A digital theodolite is a highly advanced and precise instrument used in land surveying, engineering and construction. It is a modern version of the traditional theodolite, which is a measuring device used to determine horizontal and vertical angles between points.
A digital theodolite consists of various parts and components that work together to help surveyors accurately measure angles, distances and elevations. Some of the key parts of a digital theodolite are as follows:
The telescope is the main part of a digital theodolite that allows the user to view both vertical and horizontal angles. It is equipped with a reticle, which is a crosshair-like pattern that helps in precise targeting. The telescope can be rotated horizontally and vertically, allowing the surveyor to measure angles in any direction.
2. Rotary scale:
The rotary scale is a circular plate that is used to measure horizontal angles from the center of the instrument. It is calibrated in degrees and can be rotated using the horizontal axis.
3. Vertical circle:
The vertical circle is a graduated circle that is used to measure vertical angles. It is mounted vertically on the telescope and can be rotated using the vertical axis. The vertical circle is calibrated in degrees or gon, which is a unit of measurement used in surveying.
The magnifier is a small lens attached to the front of the telescope. It provides a clearer view of the reticle and helps in more accurate measurements.
5. Electronic display:
The electronic display is a crucial part of a digital theodolite as it shows the measured values of angles, distances, and elevations. It is also used to input data and perform various operations using the control buttons.
6. Control buttons:
The control buttons are used to operate the digital theodolite and perform various functions such as setting the instrument, inputting data, and displaying results on the electronic display.
7. Laser pointer:
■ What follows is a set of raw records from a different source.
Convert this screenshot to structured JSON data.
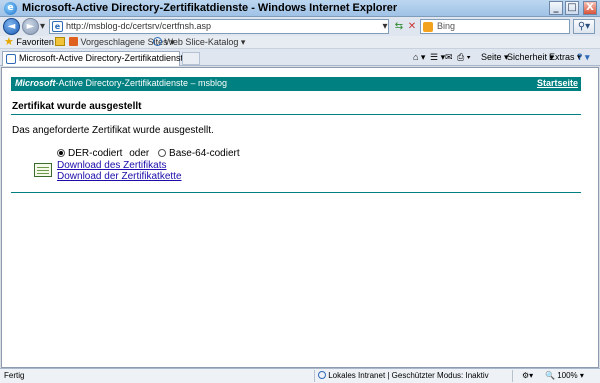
{
  "window": {
    "title": "Microsoft-Active Directory-Zertifikatdienste - Windows Internet Explorer",
    "minimize": "_",
    "maximize": "□",
    "close": "X"
  },
  "address": {
    "url": "http://msblog-dc/certsrv/certfnsh.asp",
    "search_placeholder": "Bing"
  },
  "favorites": {
    "favorites_label": "Favoriten",
    "suggested_label": "Vorgeschlagene Sites ▾",
    "webslice_label": "Web Slice-Katalog ▾"
  },
  "tab": {
    "label": "Microsoft-Active Directory-Zertifikatdienste"
  },
  "commandbar": {
    "page": "Seite ▾",
    "safety": "Sicherheit ▾",
    "tools": "Extras ▾"
  },
  "page": {
    "brand_italic": "Microsoft",
    "brand_rest": "-Active Directory-Zertifikatdienste  –  msblog",
    "home_link": "Startseite",
    "heading": "Zertifikat wurde ausgestellt",
    "message": "Das angeforderte Zertifikat wurde ausgestellt.",
    "der_label": "DER-codiert",
    "or_label": "oder",
    "base64_label": "Base-64-codiert",
    "selected_encoding": "DER-codiert",
    "download_cert": "Download des Zertifikats",
    "download_chain": "Download der Zertifikatkette"
  },
  "statusbar": {
    "status": "Fertig",
    "zone": "Lokales Intranet | Geschützter Modus: Inaktiv",
    "zoom": "100%"
  },
  "colors": {
    "banner": "#008080",
    "link": "#1a0dab"
  }
}
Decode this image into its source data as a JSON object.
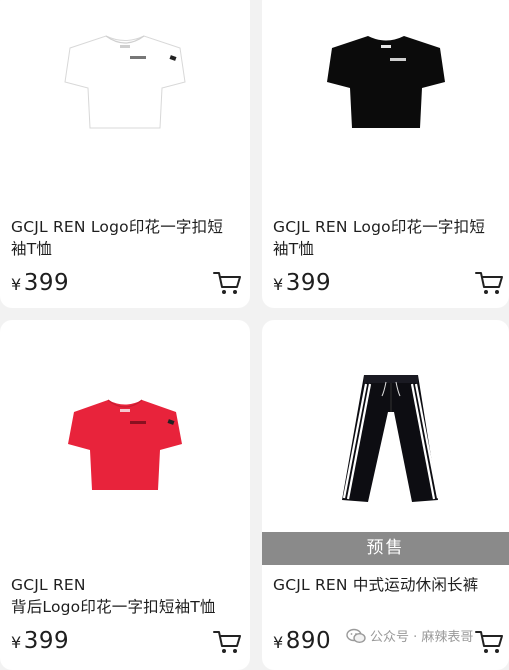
{
  "products": [
    {
      "title_line1": "GCJL REN Logo印花一字扣短",
      "title_line2": "袖T恤",
      "currency": "¥",
      "price": "399",
      "color": "#ffffff"
    },
    {
      "title_line1": "GCJL REN Logo印花一字扣短",
      "title_line2": "袖T恤",
      "currency": "¥",
      "price": "399",
      "color": "#0b0b0b"
    },
    {
      "title_line1": "GCJL REN",
      "title_line2": "背后Logo印花一字扣短袖T恤",
      "currency": "¥",
      "price": "399",
      "color": "#e8233b"
    },
    {
      "title_line1": "GCJL REN 中式运动休闲长裤",
      "title_line2": "",
      "currency": "¥",
      "price": "890",
      "badge": "预售",
      "color": "#0d0d12"
    }
  ],
  "watermark": {
    "text": "公众号 · 麻辣表哥",
    "icon": "wechat-icon"
  }
}
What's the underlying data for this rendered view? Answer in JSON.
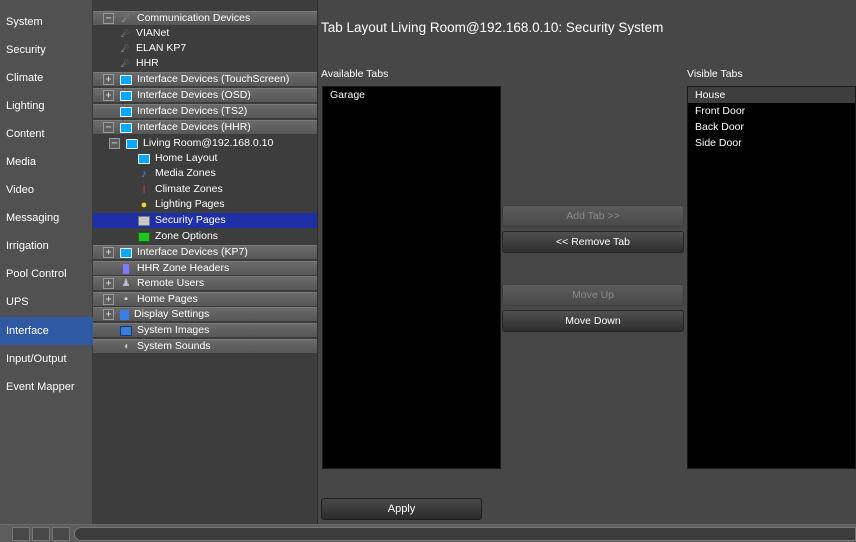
{
  "nav": {
    "items": [
      {
        "label": "System"
      },
      {
        "label": "Security"
      },
      {
        "label": "Climate"
      },
      {
        "label": "Lighting"
      },
      {
        "label": "Content"
      },
      {
        "label": "Media"
      },
      {
        "label": "Video"
      },
      {
        "label": "Messaging"
      },
      {
        "label": "Irrigation"
      },
      {
        "label": "Pool Control"
      },
      {
        "label": "UPS"
      },
      {
        "label": "Interface"
      },
      {
        "label": "Input/Output"
      },
      {
        "label": "Event Mapper"
      }
    ],
    "active_label": "Interface"
  },
  "tree": {
    "communication_devices": "Communication Devices",
    "vianet": "VIANet",
    "elan_kp7": "ELAN KP7",
    "hhr": "HHR",
    "interface_touchscreen": "Interface Devices (TouchScreen)",
    "interface_osd": "Interface Devices (OSD)",
    "interface_ts2": "Interface Devices (TS2)",
    "interface_hhr": "Interface Devices (HHR)",
    "living_room": "Living Room@192.168.0.10",
    "home_layout": "Home Layout",
    "media_zones": "Media Zones",
    "climate_zones": "Climate Zones",
    "lighting_pages": "Lighting Pages",
    "security_pages": "Security Pages",
    "zone_options": "Zone Options",
    "interface_kp7": "Interface Devices (KP7)",
    "hhr_zone_headers": "HHR Zone Headers",
    "remote_users": "Remote Users",
    "home_pages": "Home Pages",
    "display_settings": "Display Settings",
    "system_images": "System Images",
    "system_sounds": "System Sounds",
    "plus": "+",
    "minus": "−"
  },
  "main": {
    "title": "Tab Layout Living Room@192.168.0.10: Security System",
    "available_label": "Available Tabs",
    "visible_label": "Visible Tabs",
    "available_tabs": [
      "Garage"
    ],
    "visible_tabs": [
      "House",
      "Front Door",
      "Back Door",
      "Side Door"
    ],
    "add_tab": "Add Tab >>",
    "remove_tab": "<< Remove Tab",
    "move_up": "Move Up",
    "move_down": "Move Down",
    "apply": "Apply"
  },
  "icons": {
    "satellite": "satellite-icon",
    "screen": "screen-icon",
    "note": "music-note-icon",
    "thermometer": "thermometer-icon",
    "bulb": "bulb-icon",
    "page": "page-icon",
    "zone": "zone-icon",
    "users": "users-icon",
    "home": "home-icon",
    "display": "display-icon",
    "images": "images-icon",
    "sound": "sound-icon"
  },
  "colors": {
    "active_nav": "#2f5aa3",
    "selected_tree": "#1f2fa8",
    "group_row": "#626262"
  }
}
Many modern digital theodolites are equipped with a laser pointer, which helps in precise targeting and measurement of distant objects. The laser beam is used to align the instrument and target the desired point accurately.
The tribrach is a tripod mount that holds the digital theodolite in place. It is designed to be rigid and stable to ensure accurate measurements.
9. Battery compartment:
The battery compartment is where the batteries are inserted to power the digital theodolite. It is usually located on the side or the base of the instrument.
The microprocessor is the brain of the digital theodolite. It receives and processes data from the various sensors and displays the results on the electronic display. It also controls the overall functioning of the instrument.
Overall, a digital theodolite is a complex instrument that combines multiple components and advanced technology to provide precise and accurate measurements. Each part plays a crucial role in the functioning of the instrument, and any damage or malfunction can affect the accuracy of the measurements. Therefore, it is essential to handle and maintain a digital theodolite carefully to ensure optimal performance.
In conclusion, the digital theodolite has significantly revolutionized the field of surveying and measuring angles. Its advanced technology and user-friendly interface make it a valuable instrument for accurate and efficient measurements. Understanding the inner workings and components of a digital theodolite is crucial for its proper operation and maintenance. With its high precision and real-time data collection capabilities, the digital theodolite has become an essential tool for various industries such as construction, engineering, and land surveying. As technology continues to advance, we can only expect further improvements in the digital theodolite, making it an invaluable asset for precise and reliable measurements in the future.